One design depicts a hiker stood on top of the Borah Peak, while another sees a man boating down the Obed Wild and Scenic River in Tennessee.
Others encourage spectators to observe safely by using the correct protective eyewear.
Today marks the first time in 99 years that north America has experienced a solar eclipse, which occurs when the moon passes between the sun and earth, fully or partially blocking the sun.
The US is already seeing a rush of visitors to its national parks ahead of the event. For those who can't make it – or those not in north America – NASA is live streaming the whole event on its website from 12pm EDT.
Nordgren is a professor of physics and astronomy at the University of Redlands, and was previously an astronomer at the United States Naval Observatory Flagstaff Station and Lowell Observatory.

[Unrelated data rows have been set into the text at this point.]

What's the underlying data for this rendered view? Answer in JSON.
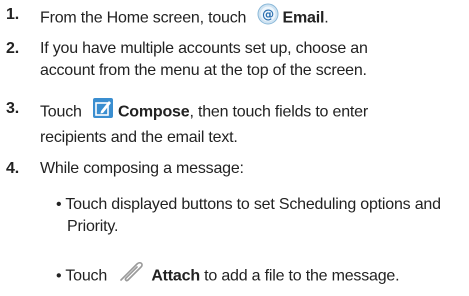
{
  "steps": [
    {
      "number": "1.",
      "pre": "From the Home screen, touch",
      "icon": "email-app-icon",
      "bold": "Email",
      "post": "."
    },
    {
      "number": "2.",
      "line1": "If you have multiple accounts set up, choose an",
      "line2": "account from the menu at the top of the screen."
    },
    {
      "number": "3.",
      "pre": "Touch",
      "icon": "compose-icon",
      "bold": "Compose",
      "post": ", then touch fields to enter",
      "line2": "recipients and the email text."
    },
    {
      "number": "4.",
      "text": "While composing a message:"
    }
  ],
  "bullets": [
    {
      "line1": "• Touch displayed buttons to set Scheduling options and",
      "line2": "Priority."
    },
    {
      "pre": "• Touch",
      "icon": "paperclip-icon",
      "bold": "Attach",
      "post": " to add a file to the message."
    }
  ],
  "colors": {
    "text": "#222222",
    "compose_icon": "#3a8ed0",
    "email_icon_ring": "#8ab8d8",
    "paperclip": "#9a9a9a"
  }
}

He began making artworks related to his work in astronomy in 2007, basing his style on educational posters commissioned in the 1930s by the federal government for the Works Progress Administration.
"These posters began, and indeed my life as a professional artist began, as a single illustration I needed for my 2010 book, Stars Above, Earth Below: A Guide to Astronomy in the National Parks," he says in his artist statement.
"I had no money to pay an artist, and so I drew a "poster" in the 1930s style so associated with national parks. As park rangers across the country bought my book, they began contacting me to ask if I could design a poster for their park. In time, their parks contacted me to ask if they could sell them to the public."
NASA previously created similar posters for newly discovered planets in January 2015, and also produced a set of graphics for potential tourist destinations in our own solar system.